Gaultier Lodge Cornice © lvbmag.com Stuart Blakley

Woodstown has always been famed for its decadent high end hospitality. In 1967 newly widowed Jackie Kennedy and her children Caroline and John stayed at nearby Woodstown House. The Daily Herald breathlessly reported, “Woodstown House, about seven miles from Waterford City, where the Kennedys will stay during their visit is one of the most beautiful residences in the area, known for its gracious mansions… Mrs Kennedy will occupy the main bedroom which is toned in a predominantly dark blue colour.”

Gaultier Lodge Breakfast © lvbmag.com Stuart Blakley

It keeps going, “The Woodstown area itself probably carries the greatest concentration of Anglo Irish blue bloods in the country and the social whirl runs at a pretty fast pace. Among her neighbours in the county will be the Duke of Devonshire who owns Lismore Castle and the Marquess of Waterford who lives at Portlaw.” Another temporary resident in the 1960s was Jack Profumo who decided to lie low at Ballyglan, his brother’s house across the road from Gaultier Lodge. Names, names, such memorable names.
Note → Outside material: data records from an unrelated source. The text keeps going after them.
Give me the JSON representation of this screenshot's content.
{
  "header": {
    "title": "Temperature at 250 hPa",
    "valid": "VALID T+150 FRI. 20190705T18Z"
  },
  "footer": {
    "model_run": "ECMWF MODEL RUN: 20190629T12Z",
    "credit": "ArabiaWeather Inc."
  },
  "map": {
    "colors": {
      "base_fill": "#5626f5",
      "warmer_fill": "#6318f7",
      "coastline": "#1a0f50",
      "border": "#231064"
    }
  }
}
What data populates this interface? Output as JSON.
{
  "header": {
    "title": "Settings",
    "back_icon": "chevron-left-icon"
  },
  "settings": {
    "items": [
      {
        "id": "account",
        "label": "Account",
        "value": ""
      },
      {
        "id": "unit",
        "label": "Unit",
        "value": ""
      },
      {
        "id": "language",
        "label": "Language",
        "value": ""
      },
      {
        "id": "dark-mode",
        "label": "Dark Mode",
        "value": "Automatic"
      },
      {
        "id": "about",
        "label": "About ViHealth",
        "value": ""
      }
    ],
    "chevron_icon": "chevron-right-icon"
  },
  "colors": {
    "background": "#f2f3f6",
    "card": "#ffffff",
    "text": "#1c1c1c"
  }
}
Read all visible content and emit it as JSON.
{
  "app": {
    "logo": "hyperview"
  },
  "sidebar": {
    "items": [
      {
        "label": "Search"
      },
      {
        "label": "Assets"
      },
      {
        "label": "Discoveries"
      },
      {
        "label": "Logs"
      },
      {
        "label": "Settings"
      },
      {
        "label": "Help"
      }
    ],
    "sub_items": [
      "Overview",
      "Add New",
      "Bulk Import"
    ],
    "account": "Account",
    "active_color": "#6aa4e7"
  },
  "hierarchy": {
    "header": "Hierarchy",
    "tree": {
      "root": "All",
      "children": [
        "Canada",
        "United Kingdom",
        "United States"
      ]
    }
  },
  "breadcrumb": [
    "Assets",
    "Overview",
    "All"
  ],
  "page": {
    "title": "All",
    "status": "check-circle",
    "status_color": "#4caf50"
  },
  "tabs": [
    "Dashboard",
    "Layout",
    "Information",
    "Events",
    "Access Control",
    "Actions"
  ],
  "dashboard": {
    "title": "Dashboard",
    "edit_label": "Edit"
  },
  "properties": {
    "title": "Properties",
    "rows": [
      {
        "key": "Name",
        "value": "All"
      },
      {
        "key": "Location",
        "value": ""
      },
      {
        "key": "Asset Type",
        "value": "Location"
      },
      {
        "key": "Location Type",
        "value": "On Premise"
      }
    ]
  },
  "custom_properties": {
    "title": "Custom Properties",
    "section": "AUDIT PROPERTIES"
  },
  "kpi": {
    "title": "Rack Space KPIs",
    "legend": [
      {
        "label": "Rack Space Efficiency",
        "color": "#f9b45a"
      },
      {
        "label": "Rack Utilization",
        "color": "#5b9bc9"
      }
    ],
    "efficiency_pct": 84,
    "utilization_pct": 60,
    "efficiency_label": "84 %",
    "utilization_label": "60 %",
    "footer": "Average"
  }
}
Gaultier Lodge Carrot Cake © lvbmag.com Stuart Blakley